UK Trade Deficit Widens

Recent economic reports at home, including the latest PMI data and the just out weak trade numbers, are hinting at a possible easing in the UK growth trend during the second quarter of this year. Against this backdrop, the BoE’s decision to stay pat on its policy stance, despite numerous calls of late to raise interest rates seems to be the right decision. The Euro was pretty volatile yesterday as the ECB tested unchartered waters, introducing negative deposit rates and unleashing a raft of measures to counter deflationary pressures and prop up the region’s economy, while keeping the door open for additional easing measures in future, including QE, if needed. In the US, today’s non-farm payrolls data will attract maximum market attention.

Pound Sterling – UK Markets

On expected lines, the BoE left its benchmark interest rate unchanged at 0.5%, while maintaining its asset purchase facility steady at £375 billion in its monetary policy meeting held yesterday. This coupled with the ECB’s policy measures lifted the Pound against the US Dollar yesterday. With the BoE unwilling to offer any hints about its future course of action over interest rates, markets will continue to wait and watch the central bank’s next move. Meanwhile, Sterling dropped against the Euro after the ECB unveiled fresh measures to counter deflationary pressures in the region, thereby becoming the first central bank to implement a negative deposit rate. Data from Halifax released yesterday indicated that the UK housing market continues to remain a concern, as house prices continued to show an upward trend for April. In today’s trading session, Sterling has shown little reaction to the weak trade balance data in the UK which indicated that trade deficit widened more-than-expected for April. With no decisive domestic triggers on tap for the rest of session today, markets will keep a close watch on the US non-farm payrolls report to gauge recovery in the nation’s labour market ahead of next week’s domestic employment figures.

US Dollar – US Markets

The greenback registered gains against the single currency in yesterday’s trading session following the ECB’s rate cut announcement. The ECB became the first major central bank to charge fees on deposits while indicating that the interest rates have reached their lowest levels. However, the US Dollar pared its gains later in the session after the ECB Chief unveiled other plans to support an economy threatened by deflation. The ECB’s policy meeting overshadowed initial jobless claims data in the US which indicated that the number of people filing for jobless benefits rose more than expected last week. Separately, Narayana Kocherlakota, a Fed official, stated that the central bank would need to keep interest rates low, possibly for the next five years, citing the inability of the central bank to meet its employment and 2% inflation targets. The US Dollar is trading in a tight range against its major peers this morning. In the wake of mixed jobless claims report during the past month and this week’s dismal ADP employment figures, a similar trend in today’s non-farm payrolls cannot be ruled out. Market participants expect a slower pace of job additions in May, with the unemployment rate inching up to 6.4%.
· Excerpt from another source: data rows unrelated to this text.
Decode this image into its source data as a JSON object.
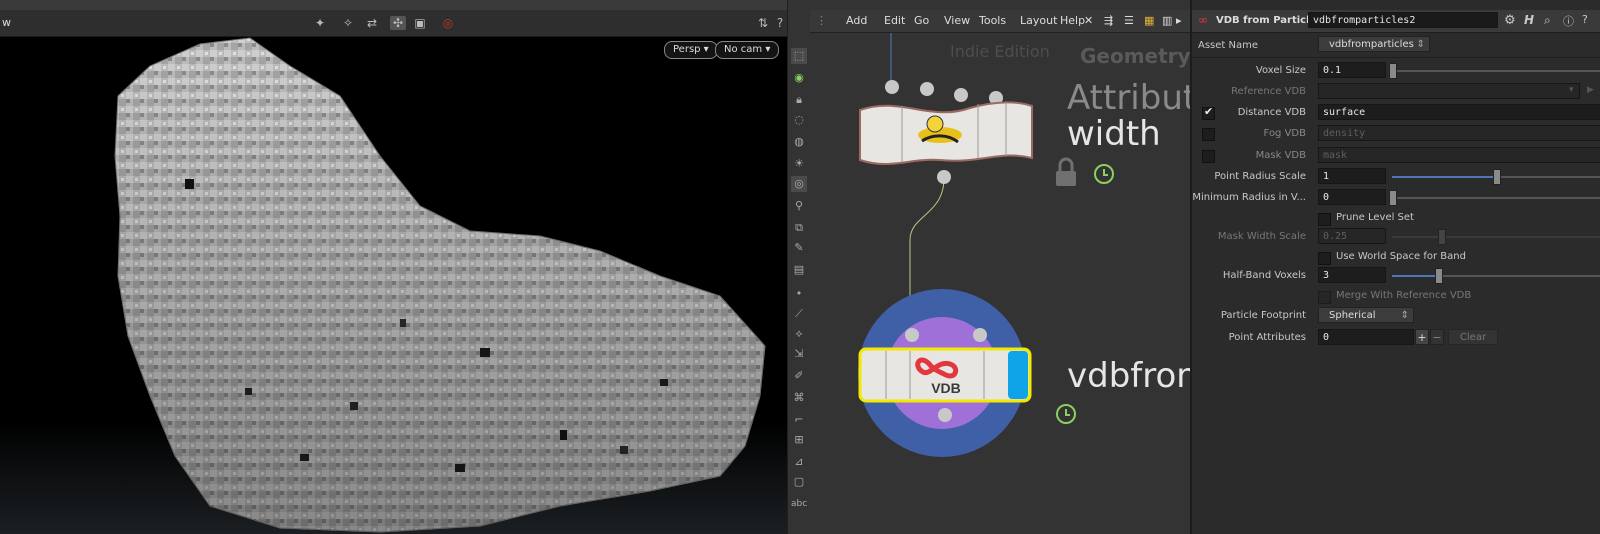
{
  "viewport": {
    "title": "w",
    "camera_persp": "Persp",
    "camera_nocam": "No cam",
    "toolbar_icons": [
      "select-icon",
      "pose-icon",
      "handle-icon",
      "snap-icon",
      "display-icon",
      "record-icon"
    ]
  },
  "network": {
    "menu": [
      "Add",
      "Edit",
      "Go",
      "View",
      "Tools",
      "Layout",
      "Help"
    ],
    "watermark": "Indie Edition",
    "context_label": "Geometry",
    "node1": {
      "type_label": "Attribute",
      "name": "width"
    },
    "node2": {
      "name": "vdbfrom",
      "icon_text": "VDB"
    }
  },
  "params": {
    "node_type": "VDB from Particles",
    "node_name": "vdbfromparticles2",
    "asset_name_label": "Asset Name",
    "asset_name_value": "vdbfromparticles",
    "voxel_size": {
      "label": "Voxel Size",
      "value": "0.1"
    },
    "reference_vdb": {
      "label": "Reference VDB",
      "value": ""
    },
    "distance_vdb": {
      "label": "Distance VDB",
      "value": "surface",
      "checked": true
    },
    "fog_vdb": {
      "label": "Fog VDB",
      "value": "density",
      "checked": false
    },
    "mask_vdb": {
      "label": "Mask VDB",
      "value": "mask",
      "checked": false
    },
    "point_radius_scale": {
      "label": "Point Radius Scale",
      "value": "1",
      "slider_fraction": 0.5
    },
    "min_radius": {
      "label": "Minimum Radius in V...",
      "value": "0",
      "slider_fraction": 0.0
    },
    "prune_level_set": {
      "label": "Prune Level Set",
      "checked": false
    },
    "mask_width_scale": {
      "label": "Mask Width Scale",
      "value": "0.25"
    },
    "use_world_space": {
      "label": "Use World Space for Band",
      "checked": false
    },
    "half_band_voxels": {
      "label": "Half-Band Voxels",
      "value": "3",
      "slider_fraction": 0.22
    },
    "merge_reference": {
      "label": "Merge With Reference VDB",
      "checked": false
    },
    "particle_footprint": {
      "label": "Particle Footprint",
      "value": "Spherical"
    },
    "point_attributes": {
      "label": "Point Attributes",
      "value": "0",
      "plus": "+",
      "minus": "−",
      "clear": "Clear"
    }
  },
  "colors": {
    "accent_blue": "#4f77b8",
    "vdb_red": "#e2373f",
    "node_selected_yellow": "#f2e800",
    "node_ring_blue": "#3f60a6",
    "node_ring_purple": "#9f70d8",
    "clock_green": "#8bd060"
  }
}
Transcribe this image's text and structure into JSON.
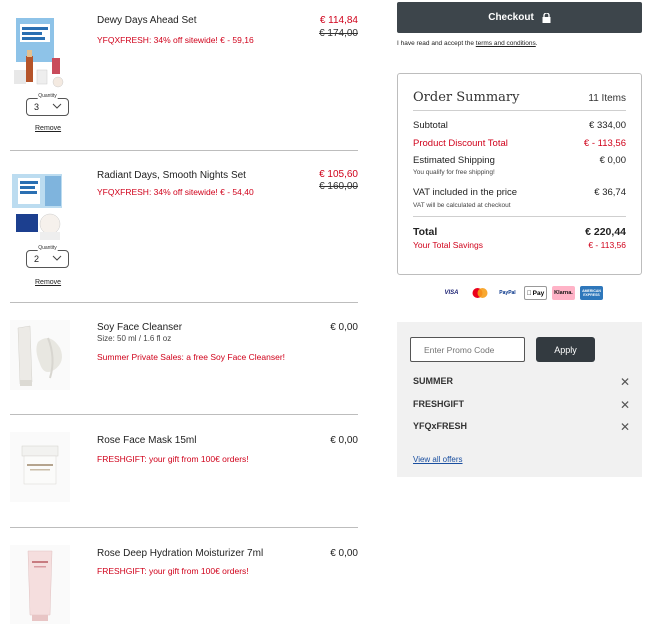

Euro – European Markets

The ECB dominated market action yesterday as it took bold steps to counter deflationary pressures and boost the region’s economy, prompting a volatile session yesterday, especially for the Euro. The ECB lowered its benchmark interest rate and deposit rate, taking the latter into the negative territory for the first time in its history. Although the Euro dropped against the majors after the rate announcement, comments from the ECB President, Mario Draghi, lifted the single currency which moved above the 1.36 mark against the US Dollar. The ECB Chief unveiled a package of extraordinary easing measures and stated that interest rates in the region have reached their lowest levels. Additionally, he opined that the central bank expects inflation in the Euro zone to remain low in the near term and might intensify preparations to purchase asset backed securities going forward if economic outlook in the region worsens further. The Euro is trading in a tight range against the majors this morning. Data released earlier today indicated that the monthly industrial activity in Germany rebounded less than expected for April. Going forward today’s, crucial US non-farm payrolls data will be closely watched.

Other Currencies – Highlights

After strengthening against the majors yesterday, the Swiss Franc has shown little reaction to the better than expected domestic consumer price inflation report released earlier today which indicated that inflation in the nation is slowly picking up. Additionally, domestic industrial activity for the first quarter rose at a faster pace compared to the previous quarter. With the ECB loosening its policy stance to lift inflation in the Euro zone and the US reporting weaker than expected jobless claims numbers, the Swiss Franc had moved higher against both the Euro and the greenback yesterday. With no more domestic macro releases scheduled today, investors in the Swiss Franc will keep a tab on the crucial US labour market report in the session ahead for further direction to risk appetite. Moving ahead, next week’s domestic retail sales report and a slew of global macroeconomic releases will influence investors’ sentiment towards the Swiss Franc.